Milton House View Protection Snags Kings Row Approval

Kings row
Site of Kings Row project in Milton (Photo credit: Google Street View)

The ambitious four-tower Kings Row project proposed for the Milton riverfront has hit a roadblock over protecting sightlines to the heritage-listed Milton House. 


Read: Milton Residents Voice Concerns Over Billionaire Developer’s Ambitious Project


Developer Shayher Alliance seeks to transform the Coronation Drive site into a mixed urban village, but the plan’s scale has drawn scrutiny from state and local entities.

The State Assessment and Referral Agency (SARA) postponed its ruling on the 37-storey towers until April amidst worries of obstructed views of the Milton House from the Brisbane River. 

Milton House (Photo credit: Heritage Branch/Queensland Heritage Register)

Constructed from 1852-1853, Milton House served as the residence of pioneering Brisbane chemist Ambrose Eldridge and his politically active family until 1855. 

The landmark home located at McDougall St, was then sold to pastoralist John Frederick McDougall, who expanded the estate and leased it out to a series of prominent tenants, such as Arthur Manning, the Colonial Under-Secretary, Henry Walsh, MLC and speaker of the Legislative Assembly, and James Crombie.

Tower Ad
Milton House, Milton, ca. 1870. Photo credit: John Oxley Library, State Library of Queensland 

SARA asked Shayher for more time to evaluate compliance with heritage codes safeguarding the colonial homestead’s visibility.

Meanwhile, Brisbane City Council has resumed discussions with Shayher after the company paused the development application process in late December. Over 120 public submissions objected to the proposal’s size, lack of greenspace, traffic impacts and interference with views.

Artist’s impression of heritage view from Coronation Drive (Photo credit: Urbis)

Greens MP Stephen Bates echoed similar community concerns, applauding council officers for highlighting issues like obscured sightlines to Mount Coot-tha. 

Residents also argued that the 30 to 37-storey height violates the City Plan and the Milton Neighbourhood Plan, conflicting with zoning intentions. 

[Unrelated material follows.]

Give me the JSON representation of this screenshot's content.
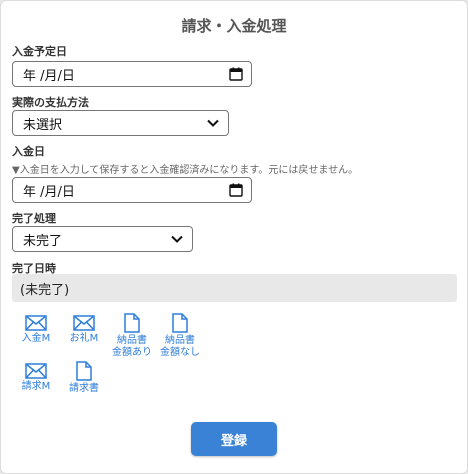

Photo credit: Urbis

Responding to such objections, Urbis, on behalf of the developer, conceded exceeding area building limits but rationalised the towers as suitably bridging Brisbane’s CBD with outer regions amidst the city’s housing shortage.

Photo credit: Urbis

Shayher defended the project in the application as a landmark design suitably transitioning from Brisbane’s CBD whilst providing needed housing.


Read: Historic Homes in Brisbane: Milton House


The $300 million vision would transform 14,780 sqm into a retail plaza surrounded by 30-37 storey towers combining public riverfront access with units, sports facilities and shops. But unlocking Milton’s river edge hinges on satisfying worries about dwarfed heritage vistas. After almost a year in review, the future of the Kings Row project remains clouded by the past.

Published 12-February-2024